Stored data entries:
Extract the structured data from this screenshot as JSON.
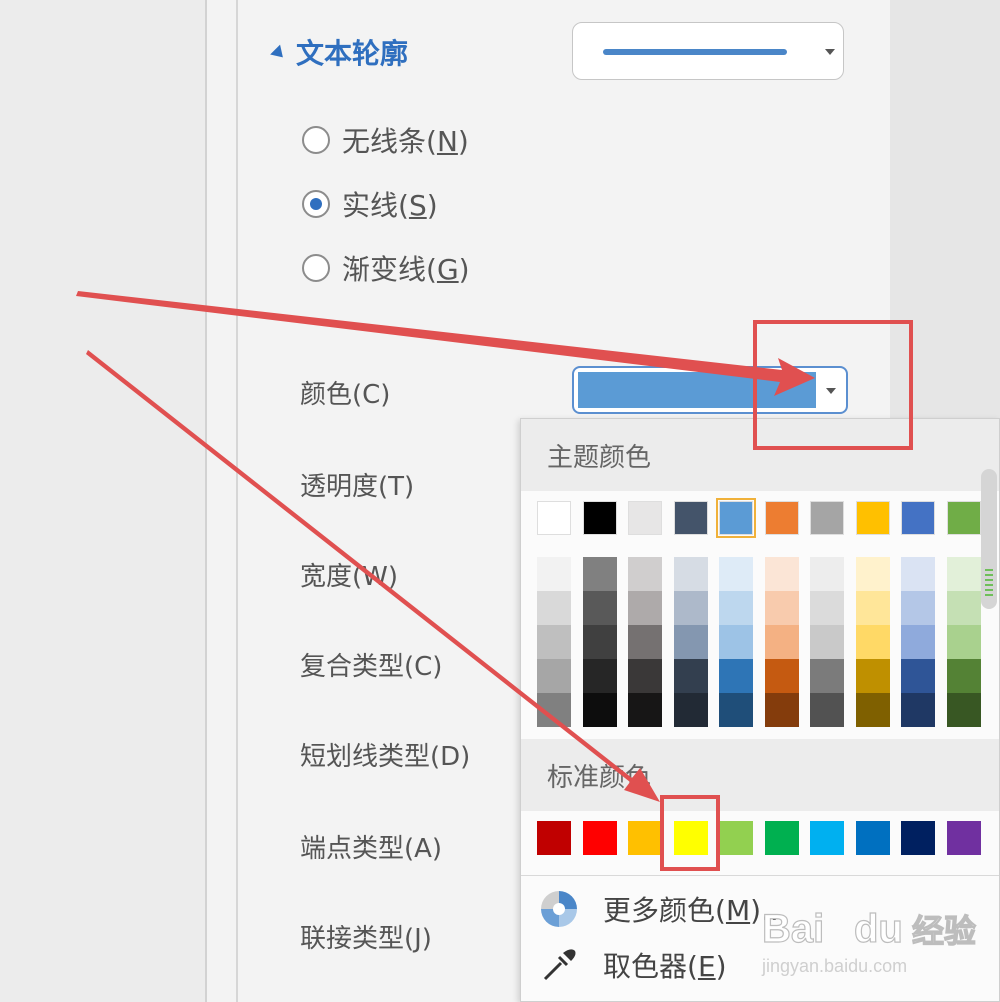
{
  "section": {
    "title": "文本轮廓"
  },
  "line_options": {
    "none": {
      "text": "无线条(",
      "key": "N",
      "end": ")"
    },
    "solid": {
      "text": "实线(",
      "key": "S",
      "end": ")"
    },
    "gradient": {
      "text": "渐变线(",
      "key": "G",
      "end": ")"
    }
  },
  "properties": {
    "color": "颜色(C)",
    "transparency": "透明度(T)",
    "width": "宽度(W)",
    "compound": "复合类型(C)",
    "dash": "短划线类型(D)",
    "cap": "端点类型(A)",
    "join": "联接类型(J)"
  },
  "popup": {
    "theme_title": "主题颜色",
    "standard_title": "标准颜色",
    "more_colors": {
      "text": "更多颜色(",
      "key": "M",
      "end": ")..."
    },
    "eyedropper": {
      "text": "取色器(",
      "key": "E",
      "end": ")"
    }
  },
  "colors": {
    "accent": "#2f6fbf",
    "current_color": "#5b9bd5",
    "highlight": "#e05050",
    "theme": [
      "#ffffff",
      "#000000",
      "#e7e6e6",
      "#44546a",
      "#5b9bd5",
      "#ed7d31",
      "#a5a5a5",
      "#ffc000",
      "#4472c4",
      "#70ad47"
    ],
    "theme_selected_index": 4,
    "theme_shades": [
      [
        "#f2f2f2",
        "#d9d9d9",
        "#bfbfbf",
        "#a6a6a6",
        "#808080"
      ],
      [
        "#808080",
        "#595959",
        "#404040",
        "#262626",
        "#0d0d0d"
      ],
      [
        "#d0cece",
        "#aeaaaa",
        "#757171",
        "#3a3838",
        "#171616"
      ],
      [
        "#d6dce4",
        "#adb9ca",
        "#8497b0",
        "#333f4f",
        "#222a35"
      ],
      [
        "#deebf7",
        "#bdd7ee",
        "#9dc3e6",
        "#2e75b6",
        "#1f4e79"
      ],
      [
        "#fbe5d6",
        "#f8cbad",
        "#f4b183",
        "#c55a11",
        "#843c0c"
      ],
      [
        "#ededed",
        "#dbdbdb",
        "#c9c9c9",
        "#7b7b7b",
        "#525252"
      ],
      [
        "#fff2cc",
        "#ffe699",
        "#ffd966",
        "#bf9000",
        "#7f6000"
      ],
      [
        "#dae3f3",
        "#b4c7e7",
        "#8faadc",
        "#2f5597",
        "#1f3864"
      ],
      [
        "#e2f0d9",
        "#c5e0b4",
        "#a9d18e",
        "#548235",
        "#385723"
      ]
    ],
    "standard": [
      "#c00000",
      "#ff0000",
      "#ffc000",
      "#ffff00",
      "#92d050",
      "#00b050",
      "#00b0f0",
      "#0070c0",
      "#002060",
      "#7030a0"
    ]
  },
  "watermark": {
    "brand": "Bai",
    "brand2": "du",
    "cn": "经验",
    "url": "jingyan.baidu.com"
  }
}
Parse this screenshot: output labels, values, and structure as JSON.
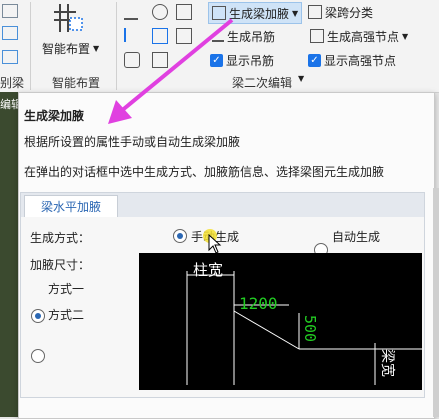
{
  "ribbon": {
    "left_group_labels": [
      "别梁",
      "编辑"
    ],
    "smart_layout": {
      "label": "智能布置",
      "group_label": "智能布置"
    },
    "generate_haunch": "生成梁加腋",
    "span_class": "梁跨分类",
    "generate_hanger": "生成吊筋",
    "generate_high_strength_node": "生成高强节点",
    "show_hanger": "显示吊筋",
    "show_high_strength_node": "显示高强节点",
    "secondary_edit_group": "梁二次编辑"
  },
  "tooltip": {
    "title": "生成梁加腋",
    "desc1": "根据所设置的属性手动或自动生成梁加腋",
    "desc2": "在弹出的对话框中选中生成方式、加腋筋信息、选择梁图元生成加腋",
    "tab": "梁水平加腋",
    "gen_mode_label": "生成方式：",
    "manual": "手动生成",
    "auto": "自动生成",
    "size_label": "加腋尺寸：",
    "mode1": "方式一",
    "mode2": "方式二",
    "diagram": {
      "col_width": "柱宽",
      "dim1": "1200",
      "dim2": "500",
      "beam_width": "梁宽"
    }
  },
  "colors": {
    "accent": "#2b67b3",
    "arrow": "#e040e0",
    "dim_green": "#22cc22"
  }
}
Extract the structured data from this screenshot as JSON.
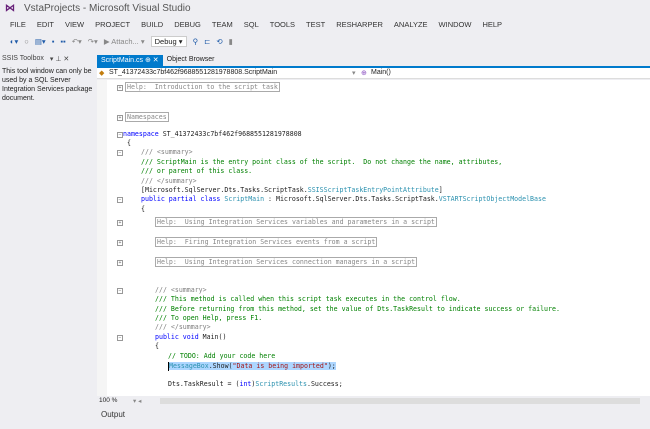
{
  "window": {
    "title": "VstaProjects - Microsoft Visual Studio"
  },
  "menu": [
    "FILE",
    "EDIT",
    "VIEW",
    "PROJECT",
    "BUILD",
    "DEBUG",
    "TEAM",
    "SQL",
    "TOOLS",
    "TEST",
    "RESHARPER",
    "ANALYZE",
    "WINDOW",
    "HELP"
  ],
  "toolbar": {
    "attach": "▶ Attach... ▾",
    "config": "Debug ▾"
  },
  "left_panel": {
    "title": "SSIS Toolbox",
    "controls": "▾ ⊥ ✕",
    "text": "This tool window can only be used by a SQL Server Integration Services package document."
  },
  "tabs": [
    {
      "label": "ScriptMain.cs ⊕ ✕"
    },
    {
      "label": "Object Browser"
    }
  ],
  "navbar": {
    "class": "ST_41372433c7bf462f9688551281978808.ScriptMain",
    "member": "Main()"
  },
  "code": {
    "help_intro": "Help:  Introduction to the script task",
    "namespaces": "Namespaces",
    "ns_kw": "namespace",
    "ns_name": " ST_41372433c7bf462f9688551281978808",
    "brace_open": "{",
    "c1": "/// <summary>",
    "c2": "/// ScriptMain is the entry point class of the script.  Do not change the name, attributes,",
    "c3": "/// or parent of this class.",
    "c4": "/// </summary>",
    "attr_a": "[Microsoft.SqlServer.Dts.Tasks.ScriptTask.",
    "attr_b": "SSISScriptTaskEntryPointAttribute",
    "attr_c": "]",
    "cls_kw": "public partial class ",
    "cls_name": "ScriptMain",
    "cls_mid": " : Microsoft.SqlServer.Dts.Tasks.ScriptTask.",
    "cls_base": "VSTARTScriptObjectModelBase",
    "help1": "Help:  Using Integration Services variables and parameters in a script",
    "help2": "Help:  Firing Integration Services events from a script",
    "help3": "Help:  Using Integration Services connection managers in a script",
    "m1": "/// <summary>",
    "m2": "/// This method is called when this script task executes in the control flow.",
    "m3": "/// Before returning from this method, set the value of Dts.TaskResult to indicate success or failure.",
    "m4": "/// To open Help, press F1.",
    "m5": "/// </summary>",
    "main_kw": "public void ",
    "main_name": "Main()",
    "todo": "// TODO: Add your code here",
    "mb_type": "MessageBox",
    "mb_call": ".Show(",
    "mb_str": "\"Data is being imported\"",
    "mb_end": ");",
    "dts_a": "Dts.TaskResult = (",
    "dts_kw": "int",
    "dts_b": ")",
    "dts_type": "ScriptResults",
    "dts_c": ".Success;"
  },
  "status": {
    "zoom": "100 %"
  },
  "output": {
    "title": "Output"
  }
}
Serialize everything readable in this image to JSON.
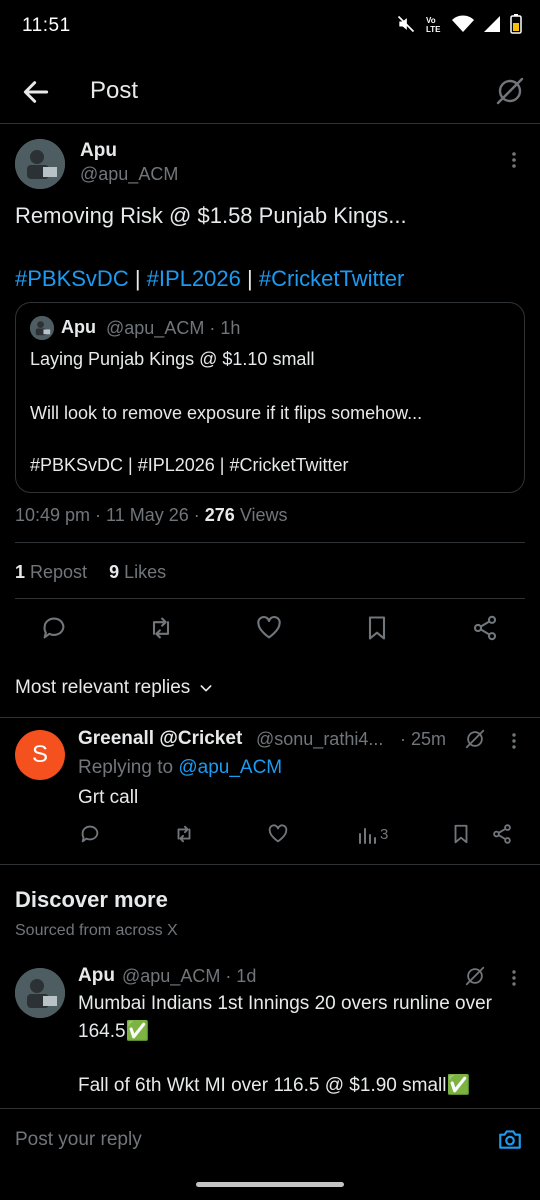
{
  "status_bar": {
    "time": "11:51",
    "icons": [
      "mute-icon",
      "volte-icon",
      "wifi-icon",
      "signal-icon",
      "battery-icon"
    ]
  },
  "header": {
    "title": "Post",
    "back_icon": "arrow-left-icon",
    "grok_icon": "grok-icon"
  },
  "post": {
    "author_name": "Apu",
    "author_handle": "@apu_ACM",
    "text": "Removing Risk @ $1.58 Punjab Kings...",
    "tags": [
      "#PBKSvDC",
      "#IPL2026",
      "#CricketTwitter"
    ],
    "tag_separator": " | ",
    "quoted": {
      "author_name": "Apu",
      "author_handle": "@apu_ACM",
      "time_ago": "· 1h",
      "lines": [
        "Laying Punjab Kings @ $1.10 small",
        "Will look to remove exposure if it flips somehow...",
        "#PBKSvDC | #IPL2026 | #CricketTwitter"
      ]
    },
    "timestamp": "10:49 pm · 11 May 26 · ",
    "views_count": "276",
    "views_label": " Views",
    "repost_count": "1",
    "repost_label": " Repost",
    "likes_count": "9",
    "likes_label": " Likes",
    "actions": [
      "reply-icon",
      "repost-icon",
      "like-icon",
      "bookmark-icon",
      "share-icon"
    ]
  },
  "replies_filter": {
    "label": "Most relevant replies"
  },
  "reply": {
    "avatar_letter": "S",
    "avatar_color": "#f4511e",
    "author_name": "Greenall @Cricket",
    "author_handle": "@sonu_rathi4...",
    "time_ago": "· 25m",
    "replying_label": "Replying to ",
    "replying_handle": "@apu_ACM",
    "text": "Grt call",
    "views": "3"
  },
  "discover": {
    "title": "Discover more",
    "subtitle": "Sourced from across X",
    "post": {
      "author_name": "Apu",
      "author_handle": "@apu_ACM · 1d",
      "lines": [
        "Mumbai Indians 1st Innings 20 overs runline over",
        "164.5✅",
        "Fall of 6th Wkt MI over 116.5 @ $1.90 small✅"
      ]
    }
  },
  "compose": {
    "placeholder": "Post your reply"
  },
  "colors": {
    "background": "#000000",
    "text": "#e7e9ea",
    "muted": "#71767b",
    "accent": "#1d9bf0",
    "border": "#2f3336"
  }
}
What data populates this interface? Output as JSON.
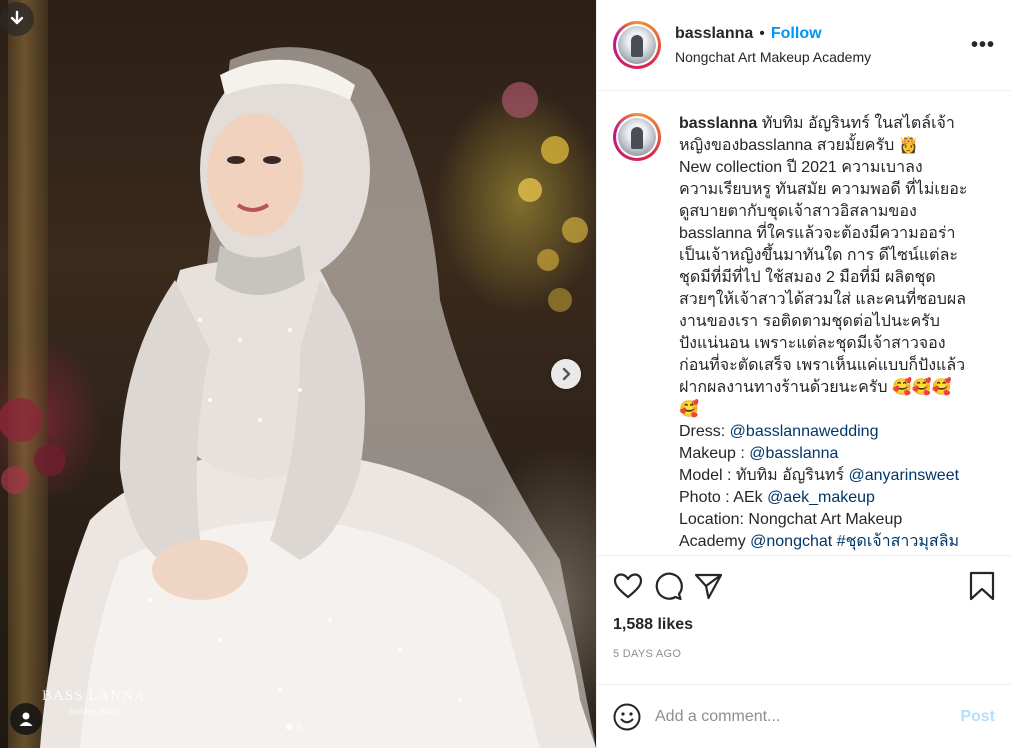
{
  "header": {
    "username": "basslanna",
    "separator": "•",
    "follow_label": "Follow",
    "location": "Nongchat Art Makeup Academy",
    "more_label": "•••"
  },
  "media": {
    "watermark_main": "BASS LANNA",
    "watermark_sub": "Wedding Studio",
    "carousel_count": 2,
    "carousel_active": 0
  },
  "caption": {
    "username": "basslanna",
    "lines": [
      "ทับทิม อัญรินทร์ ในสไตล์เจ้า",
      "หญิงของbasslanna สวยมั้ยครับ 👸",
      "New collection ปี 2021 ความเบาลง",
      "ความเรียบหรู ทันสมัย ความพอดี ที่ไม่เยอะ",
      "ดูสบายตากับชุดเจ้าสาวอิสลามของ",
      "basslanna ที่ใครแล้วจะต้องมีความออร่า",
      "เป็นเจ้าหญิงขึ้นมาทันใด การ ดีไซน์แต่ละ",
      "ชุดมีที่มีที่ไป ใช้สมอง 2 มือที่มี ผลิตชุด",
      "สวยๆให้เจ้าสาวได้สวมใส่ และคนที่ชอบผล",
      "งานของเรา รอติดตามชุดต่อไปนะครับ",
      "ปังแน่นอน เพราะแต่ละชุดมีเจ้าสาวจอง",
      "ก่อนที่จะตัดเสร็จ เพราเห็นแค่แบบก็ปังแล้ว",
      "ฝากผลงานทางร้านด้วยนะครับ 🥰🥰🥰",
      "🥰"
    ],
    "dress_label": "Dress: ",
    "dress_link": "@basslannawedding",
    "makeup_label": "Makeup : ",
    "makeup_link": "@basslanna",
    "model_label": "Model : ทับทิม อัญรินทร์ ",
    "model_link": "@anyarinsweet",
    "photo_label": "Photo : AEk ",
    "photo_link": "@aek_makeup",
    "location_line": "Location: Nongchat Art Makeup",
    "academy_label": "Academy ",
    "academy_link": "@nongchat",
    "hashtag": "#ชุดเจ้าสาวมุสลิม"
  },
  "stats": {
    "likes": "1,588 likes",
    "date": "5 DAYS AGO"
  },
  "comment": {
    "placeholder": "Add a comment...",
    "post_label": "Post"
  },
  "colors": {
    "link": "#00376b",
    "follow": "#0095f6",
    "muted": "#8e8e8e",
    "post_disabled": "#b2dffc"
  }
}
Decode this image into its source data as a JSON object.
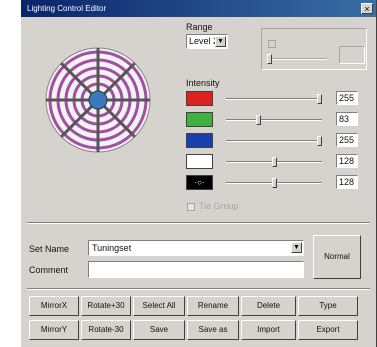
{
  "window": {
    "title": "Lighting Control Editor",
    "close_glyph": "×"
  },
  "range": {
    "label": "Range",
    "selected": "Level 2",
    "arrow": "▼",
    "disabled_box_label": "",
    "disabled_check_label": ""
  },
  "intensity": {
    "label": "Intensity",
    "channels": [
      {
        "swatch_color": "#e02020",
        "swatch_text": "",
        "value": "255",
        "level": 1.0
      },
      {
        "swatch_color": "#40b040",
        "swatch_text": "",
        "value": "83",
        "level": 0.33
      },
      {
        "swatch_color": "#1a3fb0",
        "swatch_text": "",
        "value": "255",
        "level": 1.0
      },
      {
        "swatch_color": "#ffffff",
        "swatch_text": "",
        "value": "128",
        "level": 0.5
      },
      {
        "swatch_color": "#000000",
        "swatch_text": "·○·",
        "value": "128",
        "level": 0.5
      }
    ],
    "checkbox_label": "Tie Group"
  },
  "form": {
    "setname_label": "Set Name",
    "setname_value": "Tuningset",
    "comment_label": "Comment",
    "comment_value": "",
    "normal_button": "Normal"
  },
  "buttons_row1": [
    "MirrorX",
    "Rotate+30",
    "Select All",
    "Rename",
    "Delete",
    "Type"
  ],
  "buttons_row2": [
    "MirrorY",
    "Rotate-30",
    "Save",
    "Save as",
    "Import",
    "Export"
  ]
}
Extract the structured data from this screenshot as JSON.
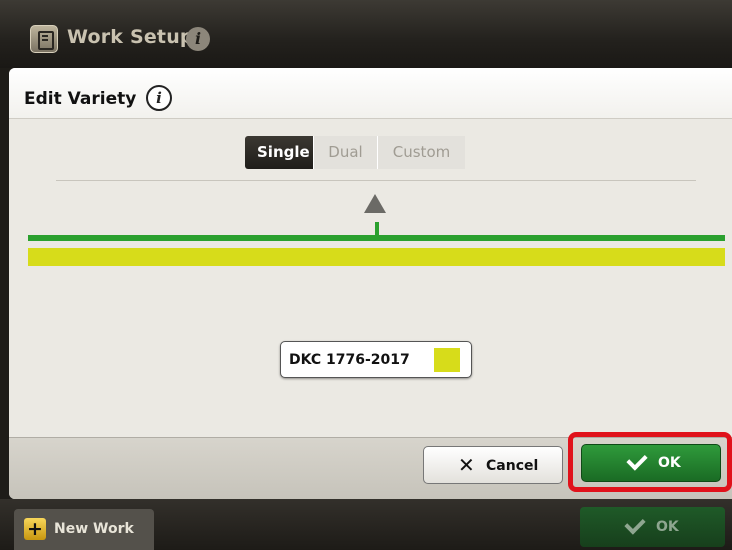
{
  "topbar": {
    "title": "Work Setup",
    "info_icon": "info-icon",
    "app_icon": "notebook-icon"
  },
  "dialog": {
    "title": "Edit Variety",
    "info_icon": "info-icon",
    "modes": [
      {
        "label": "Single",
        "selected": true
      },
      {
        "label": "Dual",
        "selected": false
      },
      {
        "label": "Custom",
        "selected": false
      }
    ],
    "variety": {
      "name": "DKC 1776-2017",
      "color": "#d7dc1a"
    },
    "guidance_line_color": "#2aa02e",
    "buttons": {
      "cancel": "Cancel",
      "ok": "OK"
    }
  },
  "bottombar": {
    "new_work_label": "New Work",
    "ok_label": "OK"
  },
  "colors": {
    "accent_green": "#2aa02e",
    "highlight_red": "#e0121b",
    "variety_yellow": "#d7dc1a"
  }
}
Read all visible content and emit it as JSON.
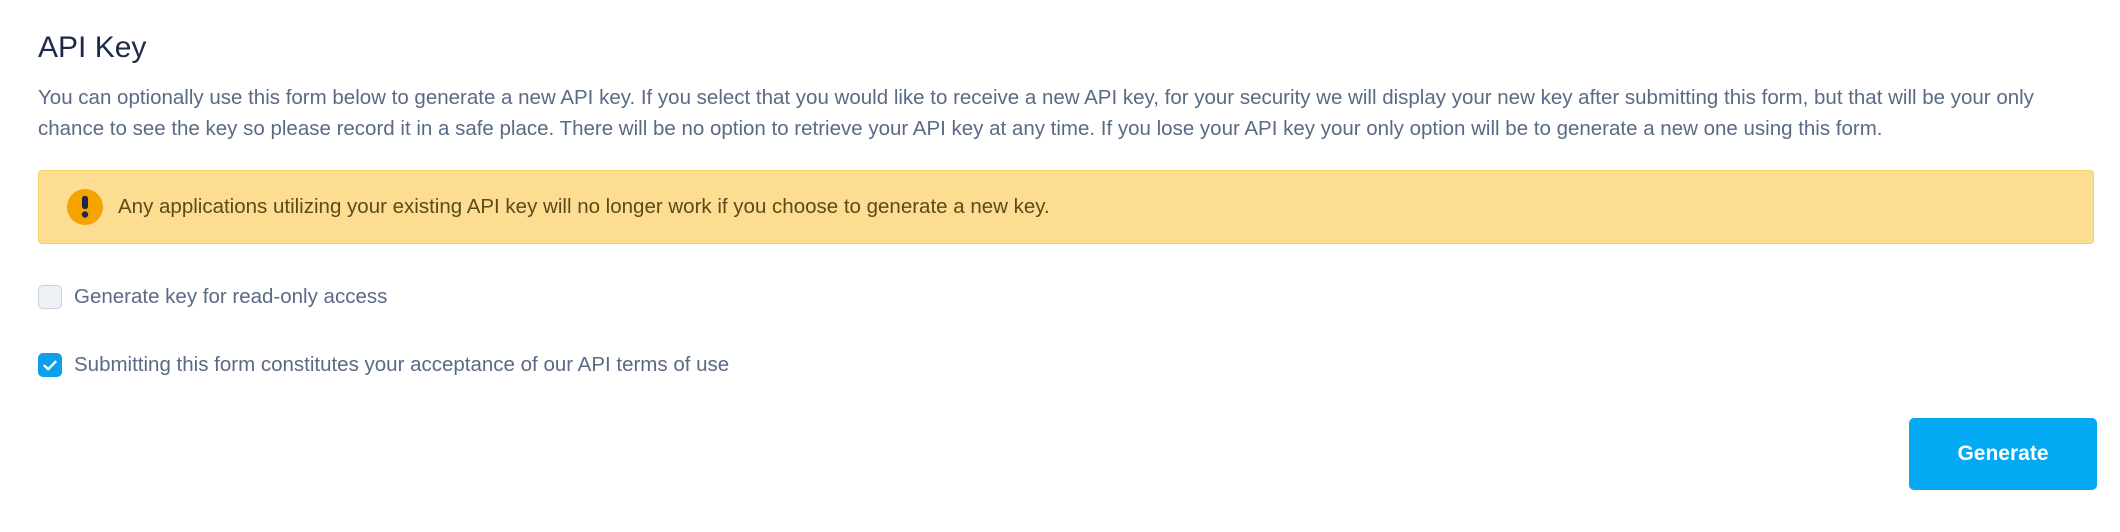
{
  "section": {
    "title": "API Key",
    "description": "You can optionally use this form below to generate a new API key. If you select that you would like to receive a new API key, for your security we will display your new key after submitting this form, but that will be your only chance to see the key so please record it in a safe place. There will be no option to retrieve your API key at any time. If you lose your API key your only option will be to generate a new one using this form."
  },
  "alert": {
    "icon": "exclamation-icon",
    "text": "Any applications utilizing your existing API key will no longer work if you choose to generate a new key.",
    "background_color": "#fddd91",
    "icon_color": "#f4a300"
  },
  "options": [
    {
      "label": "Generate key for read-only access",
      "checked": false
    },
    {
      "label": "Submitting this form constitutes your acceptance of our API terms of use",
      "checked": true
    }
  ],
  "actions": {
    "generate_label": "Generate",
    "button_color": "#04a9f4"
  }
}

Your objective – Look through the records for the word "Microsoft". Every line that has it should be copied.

Result of this exercise –
    "title": "VstaProjects - Microsoft Visual Studio"
    "attr_a": "[Microsoft.SqlServer.Dts.Tasks.ScriptTask.",
    "cls_mid": " : Microsoft.SqlServer.Dts.Tasks.ScriptTask.",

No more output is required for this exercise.